Holder  denounced the tactics used in the operation, telling senators, “This operation was flawed in its concept and flawed in its execution.  And unfortunately, we will feel the effects for years to  come, as guns that were lost during this operation continue to show up at crime scenes, both here and in Mexico.  This should never have happened, and it must never happen again.”

Holder also clarified previous statements about when he had first learned about the operation. Testifying before the House Judiciary Committee in May, Holder said at the time that he first had learned about Fast and Furious in the past few weeks.

“I first learned about the tactics and the phrase ‘Operation Fast and Furious’ in the beginning of this year, I think, when it became a matter of, I guess, public controversy,” Holder testified.  “In my testimony before the House committee I did say ‘a few weeks,’  I probably could have said ‘a couple of months.’  I don’t think what I said in terms of using a term of ‘a few weeks’ was inaccurate based on what happened.”

Holder testified that although briefing memos from July 2010 made reference to the operation, he never saw the materials.

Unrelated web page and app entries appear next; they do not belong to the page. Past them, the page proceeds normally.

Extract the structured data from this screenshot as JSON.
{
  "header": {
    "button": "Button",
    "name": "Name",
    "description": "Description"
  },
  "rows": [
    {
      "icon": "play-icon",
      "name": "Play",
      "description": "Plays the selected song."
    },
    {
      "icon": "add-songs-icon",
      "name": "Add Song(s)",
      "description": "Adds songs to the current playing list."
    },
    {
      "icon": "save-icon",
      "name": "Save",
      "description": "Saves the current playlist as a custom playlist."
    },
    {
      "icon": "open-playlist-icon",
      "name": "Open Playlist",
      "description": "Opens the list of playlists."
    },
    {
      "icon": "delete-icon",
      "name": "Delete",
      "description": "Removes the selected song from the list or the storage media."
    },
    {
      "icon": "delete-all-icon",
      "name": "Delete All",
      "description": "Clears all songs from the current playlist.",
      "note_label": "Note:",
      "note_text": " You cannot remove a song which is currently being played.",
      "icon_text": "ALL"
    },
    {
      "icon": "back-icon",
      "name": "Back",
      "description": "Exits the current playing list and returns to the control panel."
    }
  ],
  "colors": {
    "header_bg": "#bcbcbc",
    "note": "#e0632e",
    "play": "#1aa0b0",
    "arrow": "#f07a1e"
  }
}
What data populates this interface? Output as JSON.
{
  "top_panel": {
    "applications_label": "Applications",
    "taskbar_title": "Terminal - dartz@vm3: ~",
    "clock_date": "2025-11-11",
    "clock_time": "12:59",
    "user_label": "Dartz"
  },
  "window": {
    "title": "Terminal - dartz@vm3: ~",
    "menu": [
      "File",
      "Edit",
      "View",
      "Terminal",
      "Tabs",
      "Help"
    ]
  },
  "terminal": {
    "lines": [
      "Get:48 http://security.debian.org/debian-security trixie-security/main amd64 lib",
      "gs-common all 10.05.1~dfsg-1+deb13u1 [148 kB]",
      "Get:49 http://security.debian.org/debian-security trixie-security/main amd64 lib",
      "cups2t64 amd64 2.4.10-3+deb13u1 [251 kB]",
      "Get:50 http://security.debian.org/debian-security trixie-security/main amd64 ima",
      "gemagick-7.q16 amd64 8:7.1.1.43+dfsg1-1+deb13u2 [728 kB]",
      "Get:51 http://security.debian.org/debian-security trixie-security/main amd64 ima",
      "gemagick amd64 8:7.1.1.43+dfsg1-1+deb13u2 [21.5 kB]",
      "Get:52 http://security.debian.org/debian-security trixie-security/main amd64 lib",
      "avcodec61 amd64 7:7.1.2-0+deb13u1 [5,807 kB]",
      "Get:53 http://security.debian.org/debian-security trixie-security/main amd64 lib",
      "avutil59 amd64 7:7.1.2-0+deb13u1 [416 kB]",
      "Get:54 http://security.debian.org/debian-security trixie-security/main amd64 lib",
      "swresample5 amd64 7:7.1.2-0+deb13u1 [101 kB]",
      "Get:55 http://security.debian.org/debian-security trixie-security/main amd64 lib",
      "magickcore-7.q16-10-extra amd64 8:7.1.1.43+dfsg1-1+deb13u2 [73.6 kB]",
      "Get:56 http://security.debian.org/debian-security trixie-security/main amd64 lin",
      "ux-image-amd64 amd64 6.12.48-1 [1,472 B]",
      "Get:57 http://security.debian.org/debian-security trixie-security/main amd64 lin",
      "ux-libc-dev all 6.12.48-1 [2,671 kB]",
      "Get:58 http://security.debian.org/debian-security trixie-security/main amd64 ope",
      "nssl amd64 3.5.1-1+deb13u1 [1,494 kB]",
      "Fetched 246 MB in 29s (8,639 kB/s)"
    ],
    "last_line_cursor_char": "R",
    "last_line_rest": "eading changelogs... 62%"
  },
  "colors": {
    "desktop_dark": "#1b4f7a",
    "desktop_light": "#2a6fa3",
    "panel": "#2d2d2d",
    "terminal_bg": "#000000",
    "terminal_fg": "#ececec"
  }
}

A paragraph in a July 5, 2010, weekly update briefing to the attorney general makes broad reference to Fast and Furious but no reference to specific tactics.

“What happens is that these reports are  prepared — these weekly reports or whatever — they are prepared with  my name on them, with the deputy attorney general’s on them.  They are  reviewed by my staff and a determination made as to what ought to be  brought to my attention,” Holder told Sen. John Cornyn, R-Tex.

Toward the end of the hearing, Holder expressed condolences to the family of Brian Terry.

“I certainly regret what happened to Agent Brian Terry.  I can only imagine the pain that his family has had to deal with, in particular, his mother,” Holder said. “It pains me whenever there is the death of a law enforcement  official, especially under the circumstances that this occurred.  It is not fair, however, to assume that the mistakes that happened in Fast and Furious directly led to the death of Agent Terry.”

“Again, my feelings of sympathy and regret go out to the Terry  family and I hope that the steps that we have put in place, the measures that I have called for, will prevent other federal agents, local state agents, from being the subject of this kind of violence, as well as civilians, both in the United States and Mexico.”